|US20070210622 *||Aug 3, 2005||Sep 13, 2007||Webasto Ag||Window pane assembly and bodywork element for a vehicle|
|DE4119273A1 *||Jun 12, 1991||Dec 17, 1992||Bayerische Motoren Werke Ag||Flexible plastic scratch-proof window-pane - is coated with polyurethane and has tear-resistant strips along edges, with weldable coating|
|WO1997035718A1 *||Mar 27, 1997||Oct 2, 1997||Polymer Innovations Corporation||Structure for protecting individuals from solar ultraviolet radiation|
|U.S. Classification||428/216, 428/336, 219/203, 428/334, 428/412, 428/339, 428/423.1, 428/423.3, 428/337, 428/215|
|International Classification||B32B27/40, B32B25/14, B60J1/18, B32B27/36, B60J1/00, B32B27/08|
|Cooperative Classification||Y10T428/31507, Y10T428/31554, Y10T428/31551, Y10T428/24967, Y10T428/24975, Y10T428/265, Y10T428/266, Y10T428/269, Y10T428/263, B60J1/1815, B32B27/08|
|European Classification||B32B27/08, B60J1/18B1|
|Apr 22, 1986||CC||Certificate of correction|
|Jan 30, 1989||FPAY||Fee payment|
Year of fee payment: 4
|Jan 13, 1993||FPAY||Fee payment|

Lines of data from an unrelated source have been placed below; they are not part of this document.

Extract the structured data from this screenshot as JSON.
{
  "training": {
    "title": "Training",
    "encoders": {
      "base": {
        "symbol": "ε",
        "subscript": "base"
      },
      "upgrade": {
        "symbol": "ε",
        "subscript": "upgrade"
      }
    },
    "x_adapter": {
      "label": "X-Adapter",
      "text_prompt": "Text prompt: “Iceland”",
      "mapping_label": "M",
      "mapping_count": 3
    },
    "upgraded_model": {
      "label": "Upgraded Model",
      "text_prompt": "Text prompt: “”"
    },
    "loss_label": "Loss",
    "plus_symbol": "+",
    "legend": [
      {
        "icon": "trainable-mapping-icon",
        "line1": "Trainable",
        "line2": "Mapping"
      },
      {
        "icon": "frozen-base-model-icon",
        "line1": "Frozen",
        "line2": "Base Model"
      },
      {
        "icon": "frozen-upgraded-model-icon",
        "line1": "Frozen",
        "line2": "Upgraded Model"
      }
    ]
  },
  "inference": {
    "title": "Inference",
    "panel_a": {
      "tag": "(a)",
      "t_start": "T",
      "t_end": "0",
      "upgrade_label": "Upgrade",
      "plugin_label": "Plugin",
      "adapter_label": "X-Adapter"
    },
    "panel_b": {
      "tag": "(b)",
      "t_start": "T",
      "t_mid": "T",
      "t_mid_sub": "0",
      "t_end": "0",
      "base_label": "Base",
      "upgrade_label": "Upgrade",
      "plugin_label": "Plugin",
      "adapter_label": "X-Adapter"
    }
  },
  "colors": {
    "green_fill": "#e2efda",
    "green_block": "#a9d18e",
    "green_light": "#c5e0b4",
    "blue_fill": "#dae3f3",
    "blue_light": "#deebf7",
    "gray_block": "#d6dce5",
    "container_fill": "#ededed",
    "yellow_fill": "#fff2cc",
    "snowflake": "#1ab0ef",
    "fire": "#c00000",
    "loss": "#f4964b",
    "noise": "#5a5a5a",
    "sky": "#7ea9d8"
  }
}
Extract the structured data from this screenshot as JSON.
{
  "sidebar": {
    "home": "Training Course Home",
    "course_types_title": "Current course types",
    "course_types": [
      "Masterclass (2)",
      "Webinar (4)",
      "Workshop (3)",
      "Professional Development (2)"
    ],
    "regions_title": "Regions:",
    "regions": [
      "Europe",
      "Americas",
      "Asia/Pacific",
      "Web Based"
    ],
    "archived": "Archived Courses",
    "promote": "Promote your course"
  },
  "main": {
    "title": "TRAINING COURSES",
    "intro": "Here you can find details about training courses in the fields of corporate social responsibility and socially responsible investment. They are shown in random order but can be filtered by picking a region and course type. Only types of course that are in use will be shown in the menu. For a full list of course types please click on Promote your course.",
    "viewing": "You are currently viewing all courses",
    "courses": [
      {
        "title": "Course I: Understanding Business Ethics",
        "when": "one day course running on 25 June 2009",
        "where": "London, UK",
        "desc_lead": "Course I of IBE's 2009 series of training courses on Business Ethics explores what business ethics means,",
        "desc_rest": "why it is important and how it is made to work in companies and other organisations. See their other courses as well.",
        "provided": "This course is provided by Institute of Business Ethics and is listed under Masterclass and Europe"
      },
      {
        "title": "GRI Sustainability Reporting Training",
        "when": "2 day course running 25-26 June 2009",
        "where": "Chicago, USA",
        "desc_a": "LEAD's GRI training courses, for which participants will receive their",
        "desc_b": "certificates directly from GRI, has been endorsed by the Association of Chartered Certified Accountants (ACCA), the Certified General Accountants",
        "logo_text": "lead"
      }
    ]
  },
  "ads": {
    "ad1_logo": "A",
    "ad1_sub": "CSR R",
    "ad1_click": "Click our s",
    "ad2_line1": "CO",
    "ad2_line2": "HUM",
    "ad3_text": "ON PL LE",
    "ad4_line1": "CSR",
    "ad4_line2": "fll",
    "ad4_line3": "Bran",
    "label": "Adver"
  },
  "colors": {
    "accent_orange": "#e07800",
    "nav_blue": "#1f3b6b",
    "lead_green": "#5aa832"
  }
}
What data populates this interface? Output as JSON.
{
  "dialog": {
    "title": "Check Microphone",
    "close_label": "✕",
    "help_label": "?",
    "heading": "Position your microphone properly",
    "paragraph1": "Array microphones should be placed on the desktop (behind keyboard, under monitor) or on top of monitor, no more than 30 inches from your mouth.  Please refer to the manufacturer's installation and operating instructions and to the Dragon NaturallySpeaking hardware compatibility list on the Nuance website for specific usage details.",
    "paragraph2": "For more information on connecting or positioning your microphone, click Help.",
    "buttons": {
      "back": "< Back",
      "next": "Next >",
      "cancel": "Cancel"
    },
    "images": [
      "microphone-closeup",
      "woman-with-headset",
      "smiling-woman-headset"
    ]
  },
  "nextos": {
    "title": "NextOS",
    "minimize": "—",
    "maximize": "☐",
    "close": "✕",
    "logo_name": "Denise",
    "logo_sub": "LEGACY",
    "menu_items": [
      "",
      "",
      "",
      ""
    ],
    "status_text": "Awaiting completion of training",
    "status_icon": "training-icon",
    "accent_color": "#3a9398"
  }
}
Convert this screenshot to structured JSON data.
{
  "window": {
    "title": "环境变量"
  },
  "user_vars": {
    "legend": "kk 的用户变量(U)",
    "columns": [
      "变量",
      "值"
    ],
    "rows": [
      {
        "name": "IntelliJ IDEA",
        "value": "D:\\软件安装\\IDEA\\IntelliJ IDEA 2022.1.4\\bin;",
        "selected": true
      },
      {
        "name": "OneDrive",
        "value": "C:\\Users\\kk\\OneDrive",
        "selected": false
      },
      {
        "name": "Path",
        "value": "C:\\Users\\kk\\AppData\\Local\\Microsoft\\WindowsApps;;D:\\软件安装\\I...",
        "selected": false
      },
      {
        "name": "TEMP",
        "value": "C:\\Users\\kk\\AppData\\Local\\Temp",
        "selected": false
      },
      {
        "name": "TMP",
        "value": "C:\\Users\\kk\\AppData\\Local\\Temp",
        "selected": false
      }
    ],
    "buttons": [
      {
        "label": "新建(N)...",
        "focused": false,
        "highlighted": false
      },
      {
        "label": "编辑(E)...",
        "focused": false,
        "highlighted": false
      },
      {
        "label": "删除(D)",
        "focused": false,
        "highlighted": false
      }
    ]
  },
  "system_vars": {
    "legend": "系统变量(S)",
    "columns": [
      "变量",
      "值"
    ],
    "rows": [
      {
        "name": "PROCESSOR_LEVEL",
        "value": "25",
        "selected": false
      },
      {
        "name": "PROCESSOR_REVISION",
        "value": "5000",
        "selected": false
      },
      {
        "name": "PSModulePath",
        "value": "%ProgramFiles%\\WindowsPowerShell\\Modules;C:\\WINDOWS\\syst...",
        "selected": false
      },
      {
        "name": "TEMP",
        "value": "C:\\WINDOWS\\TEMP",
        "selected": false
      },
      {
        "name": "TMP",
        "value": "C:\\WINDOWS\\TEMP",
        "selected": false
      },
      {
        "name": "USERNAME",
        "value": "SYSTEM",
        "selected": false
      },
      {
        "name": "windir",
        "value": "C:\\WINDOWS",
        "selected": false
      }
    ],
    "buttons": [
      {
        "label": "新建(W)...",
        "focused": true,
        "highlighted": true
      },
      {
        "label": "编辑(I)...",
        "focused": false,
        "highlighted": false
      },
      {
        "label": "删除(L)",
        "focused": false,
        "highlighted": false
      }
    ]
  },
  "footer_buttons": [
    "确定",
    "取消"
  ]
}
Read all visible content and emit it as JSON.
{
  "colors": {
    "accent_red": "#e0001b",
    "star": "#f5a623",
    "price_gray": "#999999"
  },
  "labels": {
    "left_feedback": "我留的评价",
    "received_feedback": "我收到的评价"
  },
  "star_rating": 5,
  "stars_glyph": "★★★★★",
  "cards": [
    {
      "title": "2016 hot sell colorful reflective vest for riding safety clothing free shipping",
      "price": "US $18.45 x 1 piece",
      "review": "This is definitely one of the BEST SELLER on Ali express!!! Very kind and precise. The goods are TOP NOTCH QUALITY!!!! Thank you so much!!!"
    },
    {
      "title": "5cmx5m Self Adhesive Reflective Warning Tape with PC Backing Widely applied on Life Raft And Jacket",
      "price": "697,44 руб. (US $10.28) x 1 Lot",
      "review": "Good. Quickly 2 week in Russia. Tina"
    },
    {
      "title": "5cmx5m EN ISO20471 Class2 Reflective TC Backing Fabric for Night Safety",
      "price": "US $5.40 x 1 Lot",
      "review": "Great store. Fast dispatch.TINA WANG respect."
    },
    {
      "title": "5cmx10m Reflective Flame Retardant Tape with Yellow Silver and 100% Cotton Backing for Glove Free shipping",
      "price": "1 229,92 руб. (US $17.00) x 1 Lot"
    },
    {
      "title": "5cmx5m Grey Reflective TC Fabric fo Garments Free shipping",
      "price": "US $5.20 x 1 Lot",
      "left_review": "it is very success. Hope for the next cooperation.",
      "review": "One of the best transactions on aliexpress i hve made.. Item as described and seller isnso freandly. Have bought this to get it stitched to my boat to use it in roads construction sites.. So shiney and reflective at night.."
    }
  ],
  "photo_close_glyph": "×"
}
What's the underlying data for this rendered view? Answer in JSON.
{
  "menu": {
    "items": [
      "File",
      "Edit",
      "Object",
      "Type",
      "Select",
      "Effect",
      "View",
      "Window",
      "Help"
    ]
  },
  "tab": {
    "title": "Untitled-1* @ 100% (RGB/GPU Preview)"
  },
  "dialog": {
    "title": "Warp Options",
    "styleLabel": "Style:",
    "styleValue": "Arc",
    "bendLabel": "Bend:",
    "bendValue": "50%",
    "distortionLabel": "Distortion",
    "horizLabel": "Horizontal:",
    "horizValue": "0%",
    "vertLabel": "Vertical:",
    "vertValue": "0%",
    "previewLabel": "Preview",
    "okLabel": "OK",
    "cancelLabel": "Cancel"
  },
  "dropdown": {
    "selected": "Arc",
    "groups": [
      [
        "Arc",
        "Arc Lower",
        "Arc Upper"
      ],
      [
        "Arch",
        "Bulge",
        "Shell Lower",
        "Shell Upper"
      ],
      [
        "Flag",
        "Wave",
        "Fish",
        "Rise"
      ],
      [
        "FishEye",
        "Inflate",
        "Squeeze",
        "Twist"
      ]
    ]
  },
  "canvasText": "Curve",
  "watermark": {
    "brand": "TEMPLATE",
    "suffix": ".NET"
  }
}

Year of fee payment: 8
|Mar 6, 1997||FPAY||Fee payment|
Year of fee payment: 12